Supporting the work of the Edhi Foundation, the two medical students plan to use their Dr Jack Matthews Scholarship to help fund a trip to Pakistan later this year.
Heather said: "Working alongside the Edhi Foundation we plan to visit Pakistan and help the victims of the floods.
"We hope the experience will mean that we will both gain medical experience working in both rural and urban settings and appreciate how management of a healthcare system works in a developing country with fewer resources, particularly in the light of the recent natural disasters."
It’s not just the victims that they hope to support. They believe their experience will help their training as doctors and support communities they will meet in the UK.
Heather added: "We are both passionate about international health, particularly in developing countries.

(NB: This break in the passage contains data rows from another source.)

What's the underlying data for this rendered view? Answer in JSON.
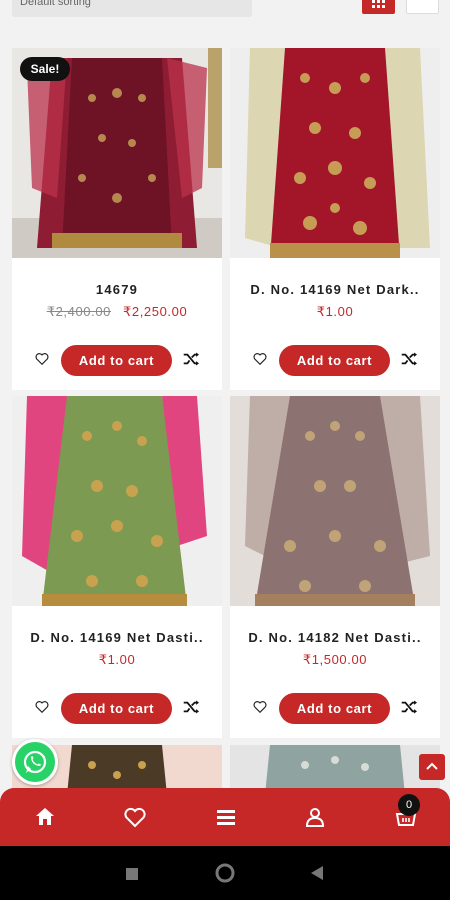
{
  "toolbar": {
    "sort_label": "Default sorting",
    "grid_view_icon": "grid-icon",
    "list_view_icon": "list-icon"
  },
  "products": [
    {
      "title": "14679",
      "old_price": "₹2,400.00",
      "price": "₹2,250.00",
      "badge": "Sale!",
      "add_to_cart": "Add to cart",
      "image": "maroon-lehenga"
    },
    {
      "title": "D. No. 14169 Net Dark..",
      "price": "₹1.00",
      "add_to_cart": "Add to cart",
      "image": "red-lehenga"
    },
    {
      "title": "D. No. 14169 Net Dasti..",
      "price": "₹1.00",
      "add_to_cart": "Add to cart",
      "image": "green-pink-lehenga"
    },
    {
      "title": "D. No. 14182 Net Dasti..",
      "price": "₹1,500.00",
      "add_to_cart": "Add to cart",
      "image": "mauve-lehenga"
    }
  ],
  "bottom_nav": {
    "items": [
      "home-icon",
      "heart-icon",
      "menu-icon",
      "user-icon",
      "cart-icon"
    ],
    "cart_count": "0"
  },
  "colors": {
    "accent": "#c62828",
    "whatsapp": "#27d366",
    "page_bg": "#f2f2f2"
  }
}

We chose Pakistan due to the aims and ethics of the Edhi Foundation, and the need of basic healthcare provision especially the since the floods in July 2010. We both have substantial knowledge of Pakistan’s culture, religion and lingual diversity which will aid us in working alongside the communities there.

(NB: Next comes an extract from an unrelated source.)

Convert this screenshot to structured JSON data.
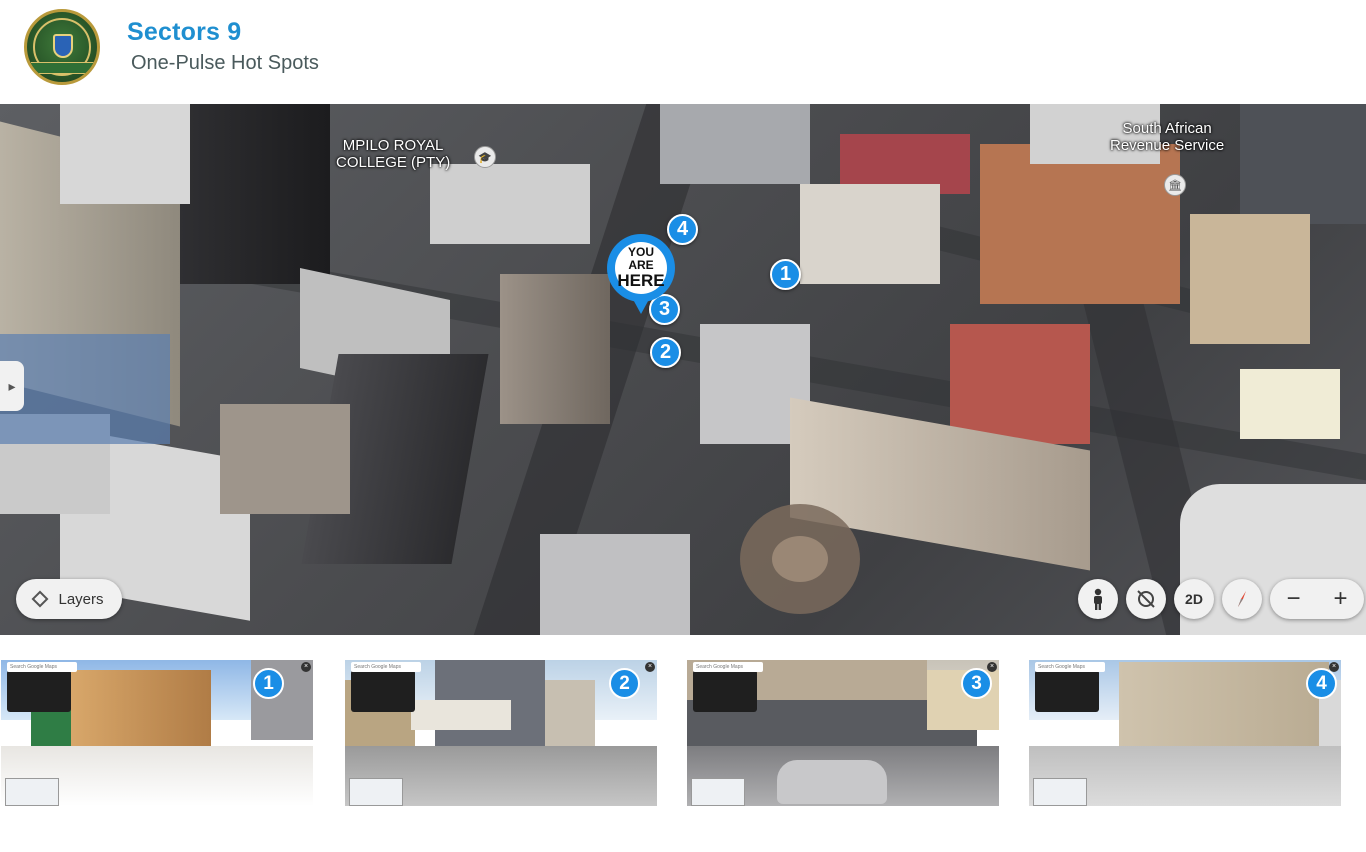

"By establishing a relationship with the foundation we would put provisions in place for future ethical electives for other medical students. It would also allow a connection between the medical schools of both countries to participate in student exchanges."
In total, 13 scholarships were awarded to students across all five years of medical study.
The other Cardiff Medical students to receive scholarships were:
Bern-Mari Baker – to support attendance at a major neurophysiology conference in Rome;
Catherine Brindley – to help her compete in ironman triathlons;
Eleanor De Rosa – to support foreign language learning;
Amy Easterbrook – to undertake a course in conflict and catastrophe medicine;
Angharad Griffiths – study costs for a hockey course;
Emma Kealaher – support towards a foreign language course;
Eleanor Parker – to support the work of the Libra Foundation in Romania;
Dena Pitrola – to support the work of ‘Mothers of Africa’ in Liberia;
Richard Thomas and Rohit Srinivasan – to work with a healthcare project in rural Southern India;
Thomas Wright - to support foreign language learning.
University aims to lead the world in solving society’s problems
Unravelling the Mystery of Gamma-Ray Bursts
University's work to save lives backed by a global health body
Senedd event to raise awareness of pressure ulcers
Cardiff hosts inaugural Marshall Alumni Lecture
Vice-Chancellor welcomes international scholars
The ethics of airbrushing
This is an externally hosted beta service offered by Google.